Employ and train adults with intellectual disabilities to deliver fruit boxes to the office pantries of participating companies. The programme will also help promote interaction and communication between mentally disabled people and the public. Beneficiaries: 50-100 adults with intellectual disabilities

Provide four sets of electrical feeding devices for pupils with severe physical disabilities. The equipment will help the pupils to eat by themselves, with therapists on hand to assist at mealtimes if necessary. Beneficiaries: four disabled pupils

Help psychiatric patients express their feelings and create personal journals through photography and contemporary mixed media, such as creative writing, calligraphy, comics, painting and illustration. Artworks will be selected for an exhibition. Beneficiaries: 240 patients, caregivers and hospital staff

Buy a new truck to collect old furniture and unwanted goods for resale after restoration. The profits will support Remar's rehabilitation service for drug and alcohol addicts. Beneficiaries: More than 60 recovering addicts

Set up a legal clinic to provide victims of sexual assault with legal knowledge. Public awareness will be raised through talks, exhibitions and research. Beneficiaries: 7,745 people

Raise awareness of migrant workers' rights and educate them on employment rights, family planning, pregnancy and health. The programme aims to protect migrant workers from unlawful dismissal due to pregnancy and provide support. Beneficiaries: 1,140 workshop attendees

Collect surplus food from schools and donate it to needy people. The programme will also raise awareness of the problems of food waste and poverty. Beneficiaries: To provide up to 250 meals per day

Educate and counsel people with diabetes, their caregivers and those at risk. A diabetes helpline, education programme and guidelines will be given to enable proper self-care and enhanced quality of life. Beneficiaries: 2,000 patients and their caregivers

Maggie's Mind-Body Relaxation Programme helps cancer patients cope effectively through relaxation practices. Effective stress management is critical to improving their quality of life. Beneficiaries: 4,500 attendants

Provide self-management programmes for people with the symptoms of rheumatism, helping them get treatment and improve their quality of life. Hydrotherapy and physiotherapy will be provided. Beneficiaries: 1,688 patients and 288 family members

Offer music therapy for stroke survivors with aphasia to promote wellness, enhance self-confidence, improve speech abilities and encourage expression of feelings to improve quality of life. A stroke survivors' choir will be formed. Beneficiaries: 30 stroke survivors and 30 family members

Help young rheumatic patients procure medication, rehabilitation equipment, home care support and help with their emergency needs. Beneficiaries: 555 children and family members

Provide a reverse osmosis central water treatment system to improve healthcare facilities at Chan Wong Sau Wah Memorial Renal Dialysis Centre in Sham Shui Po. Beneficiaries: 70-80 patients per year



  • Donate at an ATM or any branch of HSBC (account number 502-676299-001 for SCMP Charities Ltd - Operation Santa Claus)
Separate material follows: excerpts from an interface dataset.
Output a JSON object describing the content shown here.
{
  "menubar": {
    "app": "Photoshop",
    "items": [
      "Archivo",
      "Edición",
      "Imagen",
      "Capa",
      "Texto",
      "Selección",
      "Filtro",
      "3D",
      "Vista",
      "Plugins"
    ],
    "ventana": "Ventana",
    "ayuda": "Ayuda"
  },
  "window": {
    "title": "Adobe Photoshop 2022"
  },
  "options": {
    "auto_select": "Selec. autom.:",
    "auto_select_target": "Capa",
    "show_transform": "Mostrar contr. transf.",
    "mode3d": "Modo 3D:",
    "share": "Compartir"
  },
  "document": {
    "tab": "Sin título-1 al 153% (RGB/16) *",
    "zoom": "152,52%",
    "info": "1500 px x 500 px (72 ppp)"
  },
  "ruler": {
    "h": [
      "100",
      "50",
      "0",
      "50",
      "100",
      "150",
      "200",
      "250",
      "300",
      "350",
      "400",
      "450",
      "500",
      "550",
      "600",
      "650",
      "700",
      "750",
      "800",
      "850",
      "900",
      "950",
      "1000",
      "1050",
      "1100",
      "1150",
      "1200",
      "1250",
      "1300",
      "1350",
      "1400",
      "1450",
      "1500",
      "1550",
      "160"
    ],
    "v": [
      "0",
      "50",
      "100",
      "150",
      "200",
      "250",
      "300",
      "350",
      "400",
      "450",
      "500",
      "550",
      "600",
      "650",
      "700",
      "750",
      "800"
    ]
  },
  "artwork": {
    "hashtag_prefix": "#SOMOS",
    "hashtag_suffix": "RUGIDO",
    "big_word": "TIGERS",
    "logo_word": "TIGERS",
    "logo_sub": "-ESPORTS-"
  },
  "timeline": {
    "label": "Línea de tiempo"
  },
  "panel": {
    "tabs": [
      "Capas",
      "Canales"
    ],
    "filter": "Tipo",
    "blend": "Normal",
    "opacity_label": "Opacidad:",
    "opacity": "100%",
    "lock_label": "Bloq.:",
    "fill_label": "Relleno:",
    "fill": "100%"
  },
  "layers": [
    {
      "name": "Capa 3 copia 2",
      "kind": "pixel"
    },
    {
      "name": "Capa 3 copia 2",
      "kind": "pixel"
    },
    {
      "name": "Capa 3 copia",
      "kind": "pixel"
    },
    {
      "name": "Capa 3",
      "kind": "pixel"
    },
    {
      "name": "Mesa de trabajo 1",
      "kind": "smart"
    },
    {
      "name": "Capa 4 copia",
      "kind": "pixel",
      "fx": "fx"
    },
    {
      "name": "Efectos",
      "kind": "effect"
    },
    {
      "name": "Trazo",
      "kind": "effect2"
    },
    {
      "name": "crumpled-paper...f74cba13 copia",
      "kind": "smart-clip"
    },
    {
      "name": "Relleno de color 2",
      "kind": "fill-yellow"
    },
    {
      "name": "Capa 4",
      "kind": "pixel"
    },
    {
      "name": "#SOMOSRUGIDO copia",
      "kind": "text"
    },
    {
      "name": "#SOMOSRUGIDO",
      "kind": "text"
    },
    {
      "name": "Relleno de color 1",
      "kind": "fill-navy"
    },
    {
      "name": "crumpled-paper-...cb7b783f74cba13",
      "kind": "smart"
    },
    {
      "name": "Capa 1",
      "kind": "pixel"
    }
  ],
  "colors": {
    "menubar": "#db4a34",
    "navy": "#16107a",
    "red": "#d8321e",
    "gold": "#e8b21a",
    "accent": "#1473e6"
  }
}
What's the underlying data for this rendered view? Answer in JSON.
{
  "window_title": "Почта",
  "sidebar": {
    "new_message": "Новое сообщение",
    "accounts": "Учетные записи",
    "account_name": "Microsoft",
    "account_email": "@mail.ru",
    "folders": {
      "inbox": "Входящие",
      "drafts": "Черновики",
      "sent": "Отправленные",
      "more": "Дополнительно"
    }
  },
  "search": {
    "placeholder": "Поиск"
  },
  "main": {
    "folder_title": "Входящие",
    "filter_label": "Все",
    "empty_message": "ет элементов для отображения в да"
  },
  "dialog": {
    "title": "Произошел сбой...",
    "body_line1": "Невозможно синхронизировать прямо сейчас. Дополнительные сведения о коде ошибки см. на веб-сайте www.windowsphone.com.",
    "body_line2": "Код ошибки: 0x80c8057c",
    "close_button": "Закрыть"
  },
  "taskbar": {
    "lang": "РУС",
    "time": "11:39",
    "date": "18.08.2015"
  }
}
  • You can donate with a cheque payable to "SCMP Charities Ltd - Operation Santa Claus" and mail it to: Operation Santa Claus, Morning Post Centre, 22 Dai Fat Street, Tai Po Industrial Estate, Tai Po, New Territories.


  • Donations of HK$100 or more are tax-deductible. If you would like a tax receipt, please send the completed donation form and original bank receipt to the address above.



This article appeared in the South China Morning Post print edition as: Helping kids break out of their shells